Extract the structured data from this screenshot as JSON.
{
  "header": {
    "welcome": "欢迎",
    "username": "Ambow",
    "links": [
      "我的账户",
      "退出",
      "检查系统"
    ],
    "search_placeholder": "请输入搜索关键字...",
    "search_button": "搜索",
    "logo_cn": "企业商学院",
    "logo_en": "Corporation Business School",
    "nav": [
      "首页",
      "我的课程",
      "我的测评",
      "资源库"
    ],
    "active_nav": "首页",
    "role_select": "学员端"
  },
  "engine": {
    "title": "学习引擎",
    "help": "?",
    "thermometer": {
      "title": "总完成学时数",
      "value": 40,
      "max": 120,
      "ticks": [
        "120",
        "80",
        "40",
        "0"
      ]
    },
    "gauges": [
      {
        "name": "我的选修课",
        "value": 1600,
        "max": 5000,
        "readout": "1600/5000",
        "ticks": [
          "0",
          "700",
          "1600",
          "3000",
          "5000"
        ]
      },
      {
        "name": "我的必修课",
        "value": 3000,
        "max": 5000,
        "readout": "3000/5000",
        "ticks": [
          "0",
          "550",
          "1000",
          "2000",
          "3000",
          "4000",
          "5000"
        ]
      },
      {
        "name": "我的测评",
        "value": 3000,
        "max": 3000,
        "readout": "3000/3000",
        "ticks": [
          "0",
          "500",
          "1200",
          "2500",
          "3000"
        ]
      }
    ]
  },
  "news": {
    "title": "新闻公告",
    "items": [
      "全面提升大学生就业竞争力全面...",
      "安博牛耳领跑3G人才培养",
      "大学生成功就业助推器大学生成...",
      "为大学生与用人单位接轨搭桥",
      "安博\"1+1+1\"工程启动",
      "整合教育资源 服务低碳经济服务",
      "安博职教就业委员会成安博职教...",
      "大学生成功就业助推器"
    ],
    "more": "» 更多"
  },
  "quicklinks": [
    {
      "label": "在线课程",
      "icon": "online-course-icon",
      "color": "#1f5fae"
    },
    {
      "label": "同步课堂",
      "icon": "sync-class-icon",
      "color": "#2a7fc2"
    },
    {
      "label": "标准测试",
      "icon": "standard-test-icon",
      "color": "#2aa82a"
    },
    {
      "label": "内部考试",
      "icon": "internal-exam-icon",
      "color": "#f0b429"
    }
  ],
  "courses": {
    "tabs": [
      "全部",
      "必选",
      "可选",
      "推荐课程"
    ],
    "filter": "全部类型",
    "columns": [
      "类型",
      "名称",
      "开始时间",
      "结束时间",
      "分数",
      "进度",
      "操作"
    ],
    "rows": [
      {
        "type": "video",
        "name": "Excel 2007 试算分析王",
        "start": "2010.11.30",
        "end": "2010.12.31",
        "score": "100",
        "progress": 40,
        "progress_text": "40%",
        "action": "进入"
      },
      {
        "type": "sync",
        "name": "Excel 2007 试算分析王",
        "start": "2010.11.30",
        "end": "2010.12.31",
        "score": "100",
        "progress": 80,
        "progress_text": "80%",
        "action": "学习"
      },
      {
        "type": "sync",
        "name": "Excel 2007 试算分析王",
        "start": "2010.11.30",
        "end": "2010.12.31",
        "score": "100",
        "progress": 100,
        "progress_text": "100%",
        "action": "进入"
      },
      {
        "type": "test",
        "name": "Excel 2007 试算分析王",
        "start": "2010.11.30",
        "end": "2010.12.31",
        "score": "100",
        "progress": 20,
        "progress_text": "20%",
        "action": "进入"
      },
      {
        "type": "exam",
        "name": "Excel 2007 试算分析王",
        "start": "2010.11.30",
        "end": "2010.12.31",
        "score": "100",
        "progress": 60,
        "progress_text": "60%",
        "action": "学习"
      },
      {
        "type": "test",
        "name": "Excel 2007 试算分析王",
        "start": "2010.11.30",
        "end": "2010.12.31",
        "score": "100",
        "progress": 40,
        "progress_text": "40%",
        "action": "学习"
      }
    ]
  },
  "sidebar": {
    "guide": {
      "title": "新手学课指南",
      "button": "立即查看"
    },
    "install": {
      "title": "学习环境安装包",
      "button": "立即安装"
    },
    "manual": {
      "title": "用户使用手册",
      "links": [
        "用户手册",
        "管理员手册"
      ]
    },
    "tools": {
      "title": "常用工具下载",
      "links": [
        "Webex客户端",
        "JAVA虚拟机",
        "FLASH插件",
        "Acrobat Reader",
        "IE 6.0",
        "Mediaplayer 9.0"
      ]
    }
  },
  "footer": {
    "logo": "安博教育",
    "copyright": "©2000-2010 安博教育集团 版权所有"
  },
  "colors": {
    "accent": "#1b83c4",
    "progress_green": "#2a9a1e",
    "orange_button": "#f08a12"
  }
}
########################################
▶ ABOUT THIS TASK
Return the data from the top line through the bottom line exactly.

▶ SOLUTION TO THIS PROBLEM
Extract the structured data from this screenshot as JSON.
{
  "header": {
    "welcome": "欢迎",
    "username": "Ambow",
    "links": [
      "我的账户",
      "退出",
      "检查系统"
    ],
    "search_placeholder": "请输入搜索关键字...",
    "search_button": "搜索",
    "logo_cn": "企业商学院",
    "logo_en": "Corporation Business School",
    "nav": [
      "首页",
      "我的课程",
      "我的测评",
      "资源库"
    ],
    "active_nav": "首页",
    "role_select": "学员端"
  },
  "engine": {
    "title": "学习引擎",
    "help": "?",
    "thermometer": {
      "title": "总完成学时数",
      "value": 40,
      "max": 120,
      "ticks": [
        "120",
        "80",
        "40",
        "0"
      ]
    },
    "gauges": [
      {
        "name": "我的选修课",
        "value": 1600,
        "max": 5000,
        "readout": "1600/5000",
        "ticks": [
          "0",
          "700",
          "1600",
          "3000",
          "5000"
        ]
      },
      {
        "name": "我的必修课",
        "value": 3000,
        "max": 5000,
        "readout": "3000/5000",
        "ticks": [
          "0",
          "550",
          "1000",
          "2000",
          "3000",
          "4000",
          "5000"
        ]
      },
      {
        "name": "我的测评",
        "value": 3000,
        "max": 3000,
        "readout": "3000/3000",
        "ticks": [
          "0",
          "500",
          "1200",
          "2500",
          "3000"
        ]
      }
    ]
  },
  "news": {
    "title": "新闻公告",
    "items": [
      "全面提升大学生就业竞争力全面...",
      "安博牛耳领跑3G人才培养",
      "大学生成功就业助推器大学生成...",
      "为大学生与用人单位接轨搭桥",
      "安博\"1+1+1\"工程启动",
      "整合教育资源 服务低碳经济服务",
      "安博职教就业委员会成安博职教...",
      "大学生成功就业助推器"
    ],
    "more": "» 更多"
  },
  "quicklinks": [
    {
      "label": "在线课程",
      "icon": "online-course-icon",
      "color": "#1f5fae"
    },
    {
      "label": "同步课堂",
      "icon": "sync-class-icon",
      "color": "#2a7fc2"
    },
    {
      "label": "标准测试",
      "icon": "standard-test-icon",
      "color": "#2aa82a"
    },
    {
      "label": "内部考试",
      "icon": "internal-exam-icon",
      "color": "#f0b429"
    }
  ],
  "courses": {
    "tabs": [
      "全部",
      "必选",
      "可选",
      "推荐课程"
    ],
    "filter": "全部类型",
    "columns": [
      "类型",
      "名称",
      "开始时间",
      "结束时间",
      "分数",
      "进度",
      "操作"
    ],
    "rows": [
      {
        "type": "video",
        "name": "Excel 2007 试算分析王",
        "start": "2010.11.30",
        "end": "2010.12.31",
        "score": "100",
        "progress": 40,
        "progress_text": "40%",
        "action": "进入"
      },
      {
        "type": "sync",
        "name": "Excel 2007 试算分析王",
        "start": "2010.11.30",
        "end": "2010.12.31",
        "score": "100",
        "progress": 80,
        "progress_text": "80%",
        "action": "学习"
      },
      {
        "type": "sync",
        "name": "Excel 2007 试算分析王",
        "start": "2010.11.30",
        "end": "2010.12.31",
        "score": "100",
        "progress": 100,
        "progress_text": "100%",
        "action": "进入"
      },
      {
        "type": "test",
        "name": "Excel 2007 试算分析王",
        "start": "2010.11.30",
        "end": "2010.12.31",
        "score": "100",
        "progress": 20,
        "progress_text": "20%",
        "action": "进入"
      },
      {
        "type": "exam",
        "name": "Excel 2007 试算分析王",
        "start": "2010.11.30",
        "end": "2010.12.31",
        "score": "100",
        "progress": 60,
        "progress_text": "60%",
        "action": "学习"
      },
      {
        "type": "test",
        "name": "Excel 2007 试算分析王",
        "start": "2010.11.30",
        "end": "2010.12.31",
        "score": "100",
        "progress": 40,
        "progress_text": "40%",
        "action": "学习"
      }
    ]
  },
  "sidebar": {
    "guide": {
      "title": "新手学课指南",
      "button": "立即查看"
    },
    "install": {
      "title": "学习环境安装包",
      "button": "立即安装"
    },
    "manual": {
      "title": "用户使用手册",
      "links": [
        "用户手册",
        "管理员手册"
      ]
    },
    "tools": {
      "title": "常用工具下载",
      "links": [
        "Webex客户端",
        "JAVA虚拟机",
        "FLASH插件",
        "Acrobat Reader",
        "IE 6.0",
        "Mediaplayer 9.0"
      ]
    }
  },
  "footer": {
    "logo": "安博教育",
    "copyright": "©2000-2010 安博教育集团 版权所有"
  },
  "colors": {
    "accent": "#1b83c4",
    "progress_green": "#2a9a1e",
    "orange_button": "#f08a12"
  }
}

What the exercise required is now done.